November 1, 2012 Leave a comment
The newest competitive marketplace is out of this world, literally. Space is the newest investment frontier for companies following the retirement of NASA’s spaceshuttle fleet. Space exploration now relies on a private-public partnership between the Space Administration and companies such as California’s Space Exploration Technologies (SpaceX) and Virginia-based Orbital Sciences Corp.
The most recent partnership is the SpaceX Dragon capsule which returned from its “historic mission” to the International Space Station on Sunday October 28th. Its return is marked as “mission accomplished” for all parties as Dragon successfully became the first commercial cargo flight in space. The capsule, unmanned for the duration of its trip, is also the first robotic spacecraft ever to return cargo to Earth.

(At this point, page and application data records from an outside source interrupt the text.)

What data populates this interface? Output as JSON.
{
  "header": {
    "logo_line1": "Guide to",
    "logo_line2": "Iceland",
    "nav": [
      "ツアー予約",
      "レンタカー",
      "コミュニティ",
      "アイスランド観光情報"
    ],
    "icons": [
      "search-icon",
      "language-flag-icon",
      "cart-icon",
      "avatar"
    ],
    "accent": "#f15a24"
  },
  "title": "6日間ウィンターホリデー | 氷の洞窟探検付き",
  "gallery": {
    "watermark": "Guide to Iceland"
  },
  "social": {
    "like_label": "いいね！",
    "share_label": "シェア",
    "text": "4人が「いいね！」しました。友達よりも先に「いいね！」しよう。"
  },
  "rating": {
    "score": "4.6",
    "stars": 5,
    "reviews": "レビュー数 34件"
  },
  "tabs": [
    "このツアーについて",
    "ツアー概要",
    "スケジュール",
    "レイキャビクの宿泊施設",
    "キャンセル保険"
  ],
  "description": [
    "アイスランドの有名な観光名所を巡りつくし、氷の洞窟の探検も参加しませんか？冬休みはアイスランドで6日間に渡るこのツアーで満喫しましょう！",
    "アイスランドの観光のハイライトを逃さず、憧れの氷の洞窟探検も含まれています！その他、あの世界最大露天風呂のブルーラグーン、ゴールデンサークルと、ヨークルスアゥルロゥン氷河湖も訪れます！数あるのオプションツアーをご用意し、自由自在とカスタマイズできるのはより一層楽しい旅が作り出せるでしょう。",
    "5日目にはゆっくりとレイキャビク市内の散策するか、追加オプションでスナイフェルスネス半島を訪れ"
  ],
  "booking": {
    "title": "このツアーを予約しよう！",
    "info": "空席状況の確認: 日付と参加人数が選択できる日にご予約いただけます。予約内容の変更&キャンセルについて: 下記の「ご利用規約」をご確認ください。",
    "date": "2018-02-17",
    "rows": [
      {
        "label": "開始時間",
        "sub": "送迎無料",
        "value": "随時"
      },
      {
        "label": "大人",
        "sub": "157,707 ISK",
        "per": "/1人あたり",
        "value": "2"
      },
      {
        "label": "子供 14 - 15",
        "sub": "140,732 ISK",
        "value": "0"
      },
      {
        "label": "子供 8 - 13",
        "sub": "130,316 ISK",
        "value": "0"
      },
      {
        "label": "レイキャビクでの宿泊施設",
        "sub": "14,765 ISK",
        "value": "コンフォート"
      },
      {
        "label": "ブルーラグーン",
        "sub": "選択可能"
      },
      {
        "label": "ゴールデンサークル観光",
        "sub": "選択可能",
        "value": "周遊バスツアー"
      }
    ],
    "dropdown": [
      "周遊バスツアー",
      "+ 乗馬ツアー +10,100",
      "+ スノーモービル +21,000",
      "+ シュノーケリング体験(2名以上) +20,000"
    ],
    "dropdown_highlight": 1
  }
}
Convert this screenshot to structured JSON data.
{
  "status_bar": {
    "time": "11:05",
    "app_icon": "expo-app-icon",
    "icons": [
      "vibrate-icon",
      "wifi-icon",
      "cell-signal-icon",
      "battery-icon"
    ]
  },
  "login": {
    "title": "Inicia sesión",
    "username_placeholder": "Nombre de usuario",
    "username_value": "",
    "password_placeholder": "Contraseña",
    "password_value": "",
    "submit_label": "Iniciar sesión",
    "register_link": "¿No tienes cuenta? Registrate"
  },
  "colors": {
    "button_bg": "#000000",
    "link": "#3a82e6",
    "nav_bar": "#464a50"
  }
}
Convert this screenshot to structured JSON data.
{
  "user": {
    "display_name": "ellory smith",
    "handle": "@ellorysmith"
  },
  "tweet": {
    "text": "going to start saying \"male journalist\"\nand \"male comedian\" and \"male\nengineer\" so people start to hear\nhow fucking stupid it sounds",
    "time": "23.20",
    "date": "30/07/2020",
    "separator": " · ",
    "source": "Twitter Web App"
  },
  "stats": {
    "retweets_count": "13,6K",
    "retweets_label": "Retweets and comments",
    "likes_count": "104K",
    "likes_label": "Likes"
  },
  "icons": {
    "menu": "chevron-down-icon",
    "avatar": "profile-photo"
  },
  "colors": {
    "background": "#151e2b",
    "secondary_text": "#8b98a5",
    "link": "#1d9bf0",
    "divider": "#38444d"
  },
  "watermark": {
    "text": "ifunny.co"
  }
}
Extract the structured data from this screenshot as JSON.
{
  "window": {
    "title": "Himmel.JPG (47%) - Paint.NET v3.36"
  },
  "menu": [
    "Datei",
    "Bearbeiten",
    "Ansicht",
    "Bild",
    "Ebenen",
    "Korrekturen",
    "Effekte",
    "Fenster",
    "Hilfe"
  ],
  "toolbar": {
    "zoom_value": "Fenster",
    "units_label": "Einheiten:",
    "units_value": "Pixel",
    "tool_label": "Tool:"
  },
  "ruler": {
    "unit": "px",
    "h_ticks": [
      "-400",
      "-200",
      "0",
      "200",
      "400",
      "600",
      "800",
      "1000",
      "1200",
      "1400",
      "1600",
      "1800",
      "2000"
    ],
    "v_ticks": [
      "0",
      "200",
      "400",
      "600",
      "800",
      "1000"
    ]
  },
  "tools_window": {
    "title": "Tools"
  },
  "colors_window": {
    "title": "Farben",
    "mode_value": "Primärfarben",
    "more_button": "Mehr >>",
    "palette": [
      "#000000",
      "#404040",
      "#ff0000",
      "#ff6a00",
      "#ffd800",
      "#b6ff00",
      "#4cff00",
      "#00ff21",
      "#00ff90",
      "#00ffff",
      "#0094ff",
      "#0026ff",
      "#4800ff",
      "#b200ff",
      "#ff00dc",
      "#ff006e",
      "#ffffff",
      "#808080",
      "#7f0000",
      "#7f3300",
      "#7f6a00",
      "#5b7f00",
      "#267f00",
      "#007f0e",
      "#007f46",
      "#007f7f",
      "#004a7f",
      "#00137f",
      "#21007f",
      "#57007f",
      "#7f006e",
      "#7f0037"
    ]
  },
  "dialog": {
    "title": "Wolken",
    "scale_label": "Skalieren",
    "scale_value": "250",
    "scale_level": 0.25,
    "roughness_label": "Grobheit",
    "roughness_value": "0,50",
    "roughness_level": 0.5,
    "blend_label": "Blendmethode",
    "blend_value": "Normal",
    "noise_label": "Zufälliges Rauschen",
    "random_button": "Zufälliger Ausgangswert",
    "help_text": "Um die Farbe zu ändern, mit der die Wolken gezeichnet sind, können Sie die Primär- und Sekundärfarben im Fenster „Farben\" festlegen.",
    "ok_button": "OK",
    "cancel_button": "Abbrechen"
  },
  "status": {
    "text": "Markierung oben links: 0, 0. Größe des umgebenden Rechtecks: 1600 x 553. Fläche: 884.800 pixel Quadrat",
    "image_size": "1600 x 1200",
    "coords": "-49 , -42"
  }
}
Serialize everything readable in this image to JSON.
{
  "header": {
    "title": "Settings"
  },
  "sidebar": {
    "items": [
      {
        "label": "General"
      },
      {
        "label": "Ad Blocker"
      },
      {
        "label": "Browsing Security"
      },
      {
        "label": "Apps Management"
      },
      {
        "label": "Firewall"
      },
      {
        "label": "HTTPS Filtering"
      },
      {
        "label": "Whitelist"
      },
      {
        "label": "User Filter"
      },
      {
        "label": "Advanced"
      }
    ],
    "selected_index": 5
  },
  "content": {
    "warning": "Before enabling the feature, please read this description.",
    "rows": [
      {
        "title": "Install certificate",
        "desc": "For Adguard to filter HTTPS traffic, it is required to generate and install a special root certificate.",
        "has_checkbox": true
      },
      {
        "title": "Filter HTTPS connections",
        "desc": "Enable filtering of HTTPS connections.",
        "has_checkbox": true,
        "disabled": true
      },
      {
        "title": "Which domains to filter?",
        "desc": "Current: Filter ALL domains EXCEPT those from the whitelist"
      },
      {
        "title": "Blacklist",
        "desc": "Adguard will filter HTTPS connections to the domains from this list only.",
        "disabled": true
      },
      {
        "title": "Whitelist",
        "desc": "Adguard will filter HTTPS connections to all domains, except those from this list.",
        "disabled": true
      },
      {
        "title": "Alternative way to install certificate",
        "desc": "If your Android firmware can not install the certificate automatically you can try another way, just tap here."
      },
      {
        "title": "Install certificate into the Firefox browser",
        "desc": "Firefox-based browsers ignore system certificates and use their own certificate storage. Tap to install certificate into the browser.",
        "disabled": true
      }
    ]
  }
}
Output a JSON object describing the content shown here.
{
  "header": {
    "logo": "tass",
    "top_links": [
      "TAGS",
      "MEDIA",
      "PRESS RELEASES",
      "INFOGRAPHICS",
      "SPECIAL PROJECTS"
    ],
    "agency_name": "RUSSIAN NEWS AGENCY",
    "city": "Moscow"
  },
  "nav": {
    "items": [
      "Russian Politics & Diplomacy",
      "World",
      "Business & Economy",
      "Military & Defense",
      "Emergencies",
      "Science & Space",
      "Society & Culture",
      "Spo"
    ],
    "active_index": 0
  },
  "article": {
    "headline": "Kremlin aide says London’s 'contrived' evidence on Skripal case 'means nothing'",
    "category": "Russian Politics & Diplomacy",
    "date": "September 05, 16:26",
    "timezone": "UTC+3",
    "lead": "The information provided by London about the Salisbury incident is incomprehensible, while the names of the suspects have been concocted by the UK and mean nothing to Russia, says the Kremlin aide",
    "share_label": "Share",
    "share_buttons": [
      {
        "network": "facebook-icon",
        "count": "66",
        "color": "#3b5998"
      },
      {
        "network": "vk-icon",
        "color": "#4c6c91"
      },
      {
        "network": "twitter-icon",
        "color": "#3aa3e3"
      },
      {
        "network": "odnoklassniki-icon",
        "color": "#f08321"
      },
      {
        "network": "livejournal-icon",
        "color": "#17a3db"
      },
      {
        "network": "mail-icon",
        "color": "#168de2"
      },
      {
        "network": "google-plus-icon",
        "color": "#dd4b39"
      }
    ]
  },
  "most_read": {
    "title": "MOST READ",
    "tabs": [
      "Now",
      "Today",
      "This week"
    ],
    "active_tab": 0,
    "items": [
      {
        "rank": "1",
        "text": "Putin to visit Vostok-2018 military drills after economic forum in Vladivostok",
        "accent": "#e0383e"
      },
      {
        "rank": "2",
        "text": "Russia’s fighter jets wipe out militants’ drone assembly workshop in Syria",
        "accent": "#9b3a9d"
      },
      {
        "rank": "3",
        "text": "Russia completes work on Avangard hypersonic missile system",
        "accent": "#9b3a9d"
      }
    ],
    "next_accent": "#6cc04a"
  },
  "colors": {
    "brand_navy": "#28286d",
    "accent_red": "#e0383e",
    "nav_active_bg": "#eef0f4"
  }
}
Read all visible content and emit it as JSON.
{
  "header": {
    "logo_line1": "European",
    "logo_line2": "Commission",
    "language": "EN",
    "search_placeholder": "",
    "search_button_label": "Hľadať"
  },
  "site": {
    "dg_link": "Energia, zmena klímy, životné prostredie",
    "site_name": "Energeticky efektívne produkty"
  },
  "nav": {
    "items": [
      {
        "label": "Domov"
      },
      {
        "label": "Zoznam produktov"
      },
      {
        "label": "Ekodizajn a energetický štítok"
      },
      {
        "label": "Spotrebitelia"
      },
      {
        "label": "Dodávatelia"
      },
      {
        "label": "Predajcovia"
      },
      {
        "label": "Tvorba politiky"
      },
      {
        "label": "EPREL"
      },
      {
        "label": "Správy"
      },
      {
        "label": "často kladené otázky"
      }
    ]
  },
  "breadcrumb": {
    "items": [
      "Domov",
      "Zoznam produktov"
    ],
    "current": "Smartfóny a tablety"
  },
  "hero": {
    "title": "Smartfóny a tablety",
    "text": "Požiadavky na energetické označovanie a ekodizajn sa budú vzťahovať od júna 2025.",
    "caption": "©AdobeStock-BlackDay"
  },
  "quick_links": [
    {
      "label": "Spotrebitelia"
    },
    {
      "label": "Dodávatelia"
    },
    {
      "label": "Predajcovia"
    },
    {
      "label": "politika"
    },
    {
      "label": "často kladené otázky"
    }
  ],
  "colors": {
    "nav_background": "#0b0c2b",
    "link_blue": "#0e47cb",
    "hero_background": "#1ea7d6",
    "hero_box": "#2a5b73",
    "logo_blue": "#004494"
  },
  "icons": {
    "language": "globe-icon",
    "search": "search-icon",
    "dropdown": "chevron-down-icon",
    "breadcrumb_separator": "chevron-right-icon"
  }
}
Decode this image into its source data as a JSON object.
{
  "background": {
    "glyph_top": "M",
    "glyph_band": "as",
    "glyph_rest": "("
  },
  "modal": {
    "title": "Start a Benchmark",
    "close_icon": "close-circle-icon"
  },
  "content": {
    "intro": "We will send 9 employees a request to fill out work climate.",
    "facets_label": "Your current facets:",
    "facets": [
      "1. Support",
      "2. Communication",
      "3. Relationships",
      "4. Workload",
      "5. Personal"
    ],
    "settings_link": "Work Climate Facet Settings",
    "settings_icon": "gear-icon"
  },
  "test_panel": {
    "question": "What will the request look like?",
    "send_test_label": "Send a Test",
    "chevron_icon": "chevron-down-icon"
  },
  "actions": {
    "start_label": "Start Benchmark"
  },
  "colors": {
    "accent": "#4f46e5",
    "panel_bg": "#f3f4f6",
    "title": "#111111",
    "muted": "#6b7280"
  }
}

Launched on October 7th by SpaceX in California, the capsule carried 882 pounds of supplies including scientific equipment, crew supplies such as clothes and fresh apples, and hardware to the station. Dragon returned safely with cargo and test samples from the astronauts manning the space station, landing in the ocean off of the Southern California coast. The success of this mission bodes well for the 11 commercial flights scheduled to resupply the station, the next of which departs in January. These flights comprise a $1.6 billion contract between SpaceX and NASA.
The future is full of continued business relations between NASA and American companies. Alongside Space X, Orbital Sciences Corp is under a $1.9 billion contract with NASA to launch 8 rocket and spacecraft missions with the first launching before the new year. Additionally, a current NASA contract to launch manned orbital flights is considering bids from companies Sierra Nevada and Boeing. These partnerships have led to meaningful experimentation and the products of multilateral research reflect “American ingenuity” states SpaceX. Certainly, space exploration has entered a new age and with the success of Dragon, the future appears bright for NASA and their private partners.
Posted by: Sophia Higgins